Longtime Langley Library Manager Vicky Welfare said the library system has seen a number of significant changes over the years. A Sno-Isle Libraries employee since 1984, Welfare said the integration of online resources into the library system as the internet became commonplace has made materials and programs more accessible for everyone.
The library used to house shelves of reference books that people would use to look up answers to their informational questions, Welfare remembered; now those shelves have shrunk, but the library’s internet databases have grown. E-books and audiobooks have also helped to increase readership.
“The number of physical books being checked out has dipped, but with the rise of the digital book formats included in the mix, more books are being checked out than ever before,” Welfare said.
Programming within the library system has also expanded, she said. While for many years, library programs began and ended with children’s storytimes, in the years before the COVID-19 pandemic, programs for adults took off. When those programs moved online to accommodate pandemic safety measures, attendance soared, she said.
The Langley Library building is the only one on the island that predates the formation of the Sno-Isle district; established in 1923, the Langley Library will celebrate its 100th birthday this year. The library in Coupeville was built in 1988. The Oak Harbor and Freeland library buildings followed, in 1993 and 1994 respectively, and the Clinton library opened its doors in 2000.
In the midst of 60th anniversary excitement, island library employees are also celebrating a year of reading on Whidbey.
According to data provided by Sno-Isle Libraries Communications Manager Katie Leone, Whidbey Island libraries saw 311,677 visitors in 2022. Whidbey Island customers made 425,091 checkouts and renewals from the library system during the year.

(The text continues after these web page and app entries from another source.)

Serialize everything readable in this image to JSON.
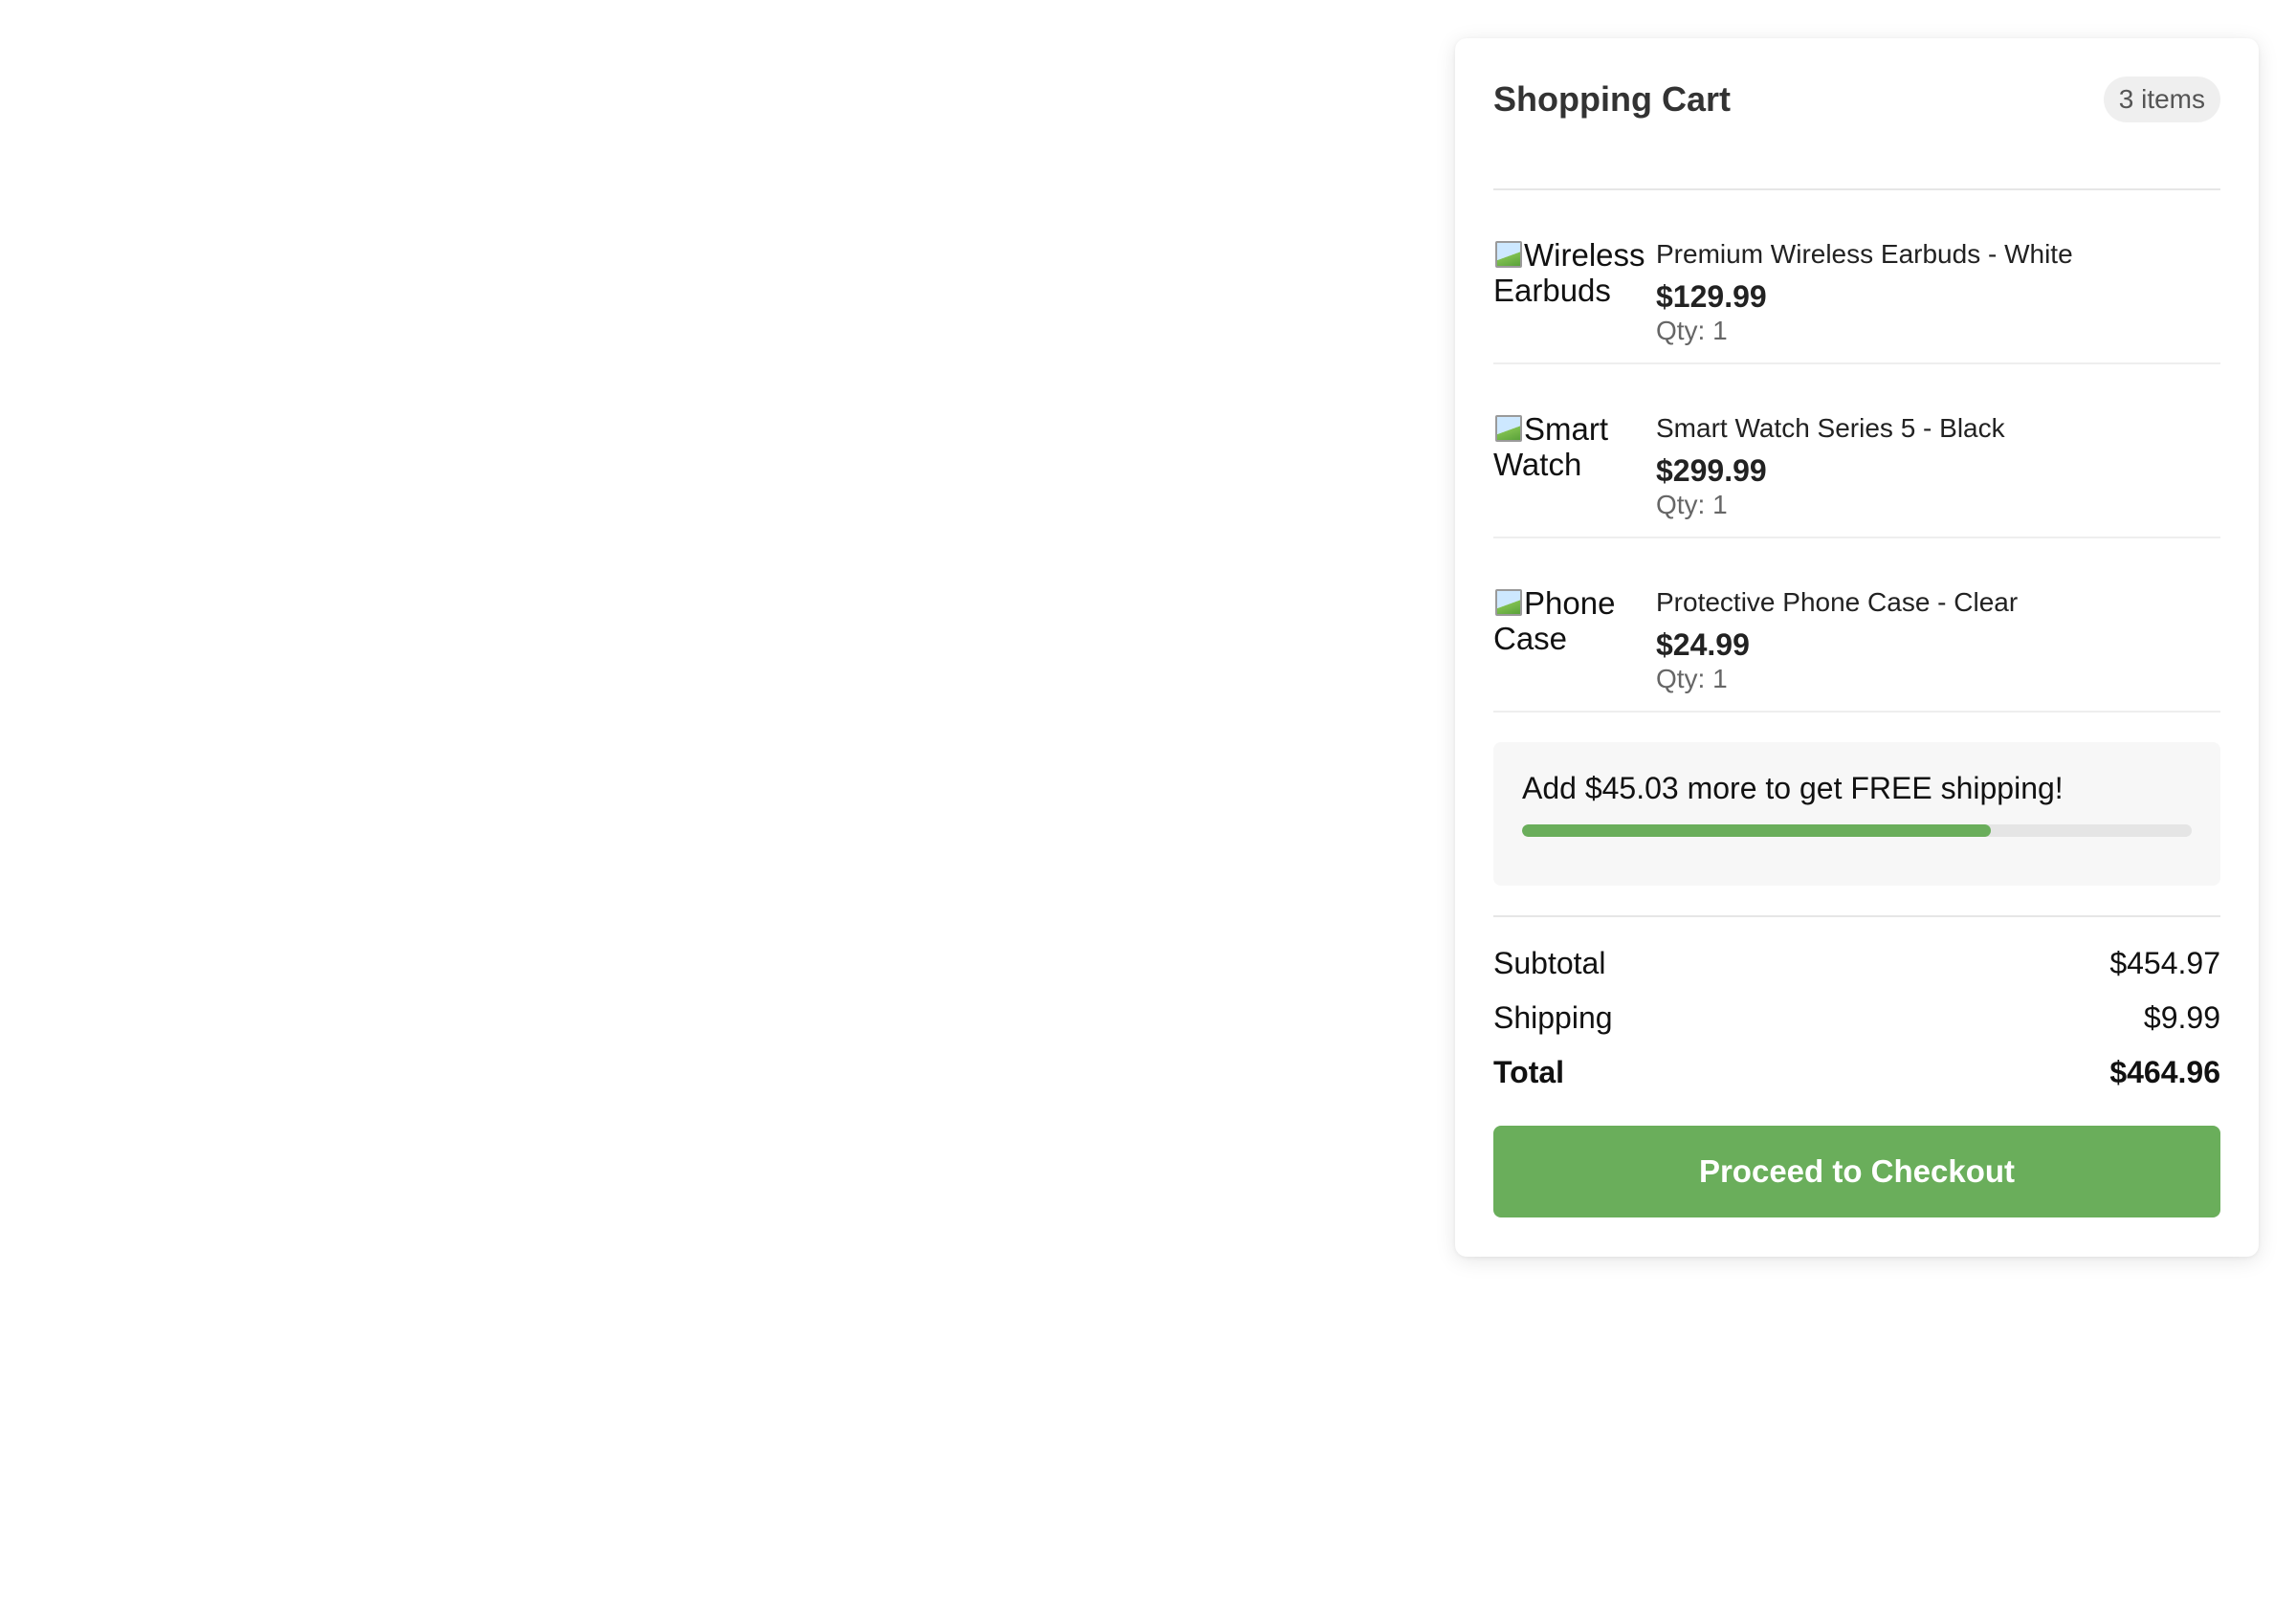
{
  "cart": {
    "title": "Shopping Cart",
    "item_count": "3 items",
    "items": [
      {
        "image_alt": "Wireless Earbuds",
        "name": "Premium Wireless Earbuds - White",
        "price": "$129.99",
        "qty": "Qty: 1"
      },
      {
        "image_alt": "Smart Watch",
        "name": "Smart Watch Series 5 - Black",
        "price": "$299.99",
        "qty": "Qty: 1"
      },
      {
        "image_alt": "Phone Case",
        "name": "Protective Phone Case - Clear",
        "price": "$24.99",
        "qty": "Qty: 1"
      }
    ],
    "free_shipping": {
      "message": "Add $45.03 more to get FREE shipping!",
      "progress_fraction": 0.7
    },
    "summary": {
      "subtotal_label": "Subtotal",
      "subtotal_value": "$454.97",
      "shipping_label": "Shipping",
      "shipping_value": "$9.99",
      "total_label": "Total",
      "total_value": "$464.96"
    },
    "checkout_label": "Proceed to Checkout"
  },
  "colors": {
    "accent": "#6aae5b",
    "badge_bg": "#efefef",
    "panel_bg": "#f7f7f7"
  }
}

Top checkouts system-wide in 2022 included several thrillers, such as “Run, Rose, Run” by Dolly Parton and James Patterson; Pacific Northwest guidebooks like “The Mountains Are Calling” by Nancy Blakey; young adult reads such as “Gallant” by V. E. Schwab; and books for younger readers, including “Sunlight on the Snow Leopard,” the latest Magic Treehouse installment by Mary Pope Osborne.
Library staff also shared some of their favorite reads from 2022. For Welfare, “The New Yorkers” by Sam Roberts and “California Soul: an American Epic of Cooking and Survival” by Keith Corbin were among her top picks. The former is the story of “31 individuals who played key roles in the development of New York and America since colonial times,” and the latter is the “inspirational story of how a tough street kid working every hustle changed his life and became a well-respected Michelin-starred chef,” she wrote in an email.

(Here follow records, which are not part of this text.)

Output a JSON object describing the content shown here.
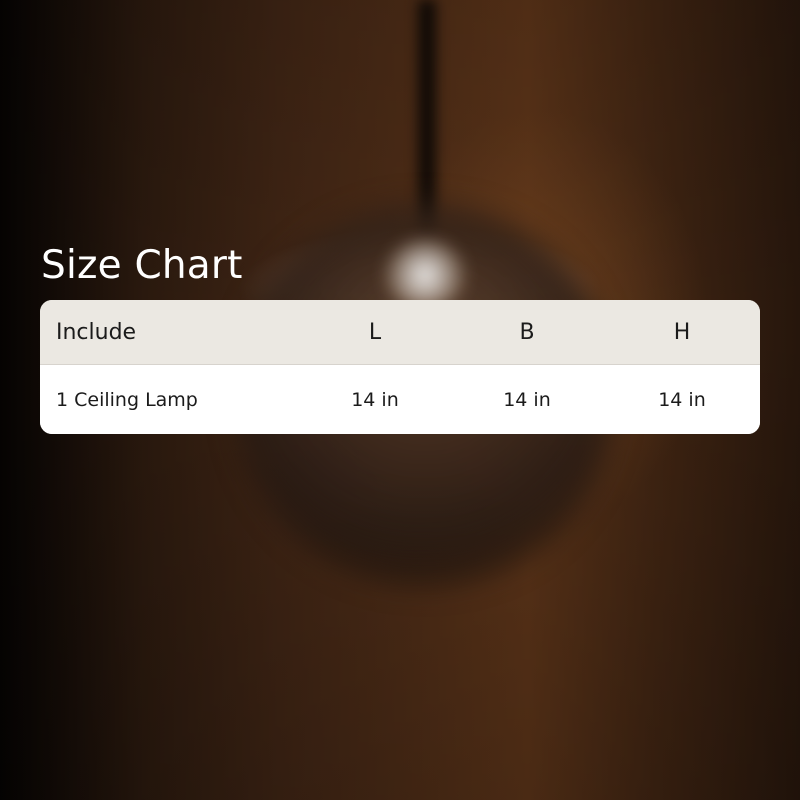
{
  "title": "Size Chart",
  "table": {
    "headers": {
      "include": "Include",
      "l": "L",
      "b": "B",
      "h": "H"
    },
    "rows": [
      {
        "include": "1 Ceiling Lamp",
        "l": "14 in",
        "b": "14 in",
        "h": "14 in"
      }
    ]
  },
  "colors": {
    "header_bg": "#ebe8e2",
    "row_bg": "#ffffff",
    "text": "#1b1b1b",
    "title": "#ffffff"
  }
}
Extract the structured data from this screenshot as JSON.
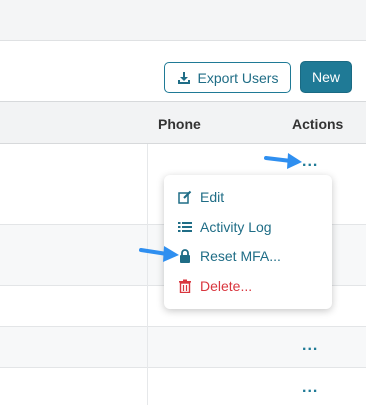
{
  "toolbar": {
    "export_label": "Export Users",
    "new_label": "New"
  },
  "table": {
    "columns": [
      "Phone",
      "Actions"
    ],
    "row_action_label": "..."
  },
  "menu": {
    "items": [
      {
        "label": "Edit",
        "icon": "edit-icon"
      },
      {
        "label": "Activity Log",
        "icon": "list-icon"
      },
      {
        "label": "Reset MFA...",
        "icon": "lock-icon"
      },
      {
        "label": "Delete...",
        "icon": "trash-icon"
      }
    ]
  },
  "colors": {
    "primary": "#1f7a96",
    "danger": "#d9363e",
    "annotation_arrow": "#2f8ff0"
  }
}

From the Clinton Library, employee Kathryn O’Brien enjoyed “Lessons in Chemistry” by Bonnie Garmus, Zo Hill’s favorite was “A Prayer for the Crown-Shy” by Becky Chambers, and Kaley Costello picked “Where the Drowned Girls Go” by Seanan McGuire.

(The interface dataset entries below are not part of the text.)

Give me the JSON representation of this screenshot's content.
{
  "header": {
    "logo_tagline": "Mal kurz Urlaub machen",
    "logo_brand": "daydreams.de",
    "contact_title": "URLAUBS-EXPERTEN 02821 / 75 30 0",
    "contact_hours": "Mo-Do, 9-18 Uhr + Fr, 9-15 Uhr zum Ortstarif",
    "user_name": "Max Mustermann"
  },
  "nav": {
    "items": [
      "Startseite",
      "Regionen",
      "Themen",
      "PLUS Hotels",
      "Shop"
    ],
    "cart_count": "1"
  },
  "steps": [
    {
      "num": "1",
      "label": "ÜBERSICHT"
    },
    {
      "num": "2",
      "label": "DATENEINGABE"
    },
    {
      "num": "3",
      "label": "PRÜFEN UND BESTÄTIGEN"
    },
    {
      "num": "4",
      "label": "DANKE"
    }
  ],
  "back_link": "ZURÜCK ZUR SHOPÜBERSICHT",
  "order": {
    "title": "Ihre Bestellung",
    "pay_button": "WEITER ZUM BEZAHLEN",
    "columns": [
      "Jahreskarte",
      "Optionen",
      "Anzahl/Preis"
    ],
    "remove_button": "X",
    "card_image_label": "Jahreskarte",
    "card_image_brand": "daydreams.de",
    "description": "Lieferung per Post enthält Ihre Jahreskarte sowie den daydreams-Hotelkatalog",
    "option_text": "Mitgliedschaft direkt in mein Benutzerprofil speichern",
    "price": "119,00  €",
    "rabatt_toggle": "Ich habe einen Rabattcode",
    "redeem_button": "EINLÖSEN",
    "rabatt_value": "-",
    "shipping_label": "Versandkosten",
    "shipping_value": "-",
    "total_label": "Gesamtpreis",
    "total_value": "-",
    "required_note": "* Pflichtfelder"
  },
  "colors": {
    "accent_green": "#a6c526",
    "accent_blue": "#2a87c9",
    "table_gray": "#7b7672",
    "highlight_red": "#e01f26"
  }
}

A complete list of 2022 staff picks can be found online at sno-isle.org/blogs/post/2022-staff-favorites. Sno-Isle staff also compiled six lists of their favorite books from the past six decades in honor of the district’s 60th anniversary. Those recommendations can be found at sno-isle.org/blogs/post/our-60th-anniversary-60-books-in-60-years.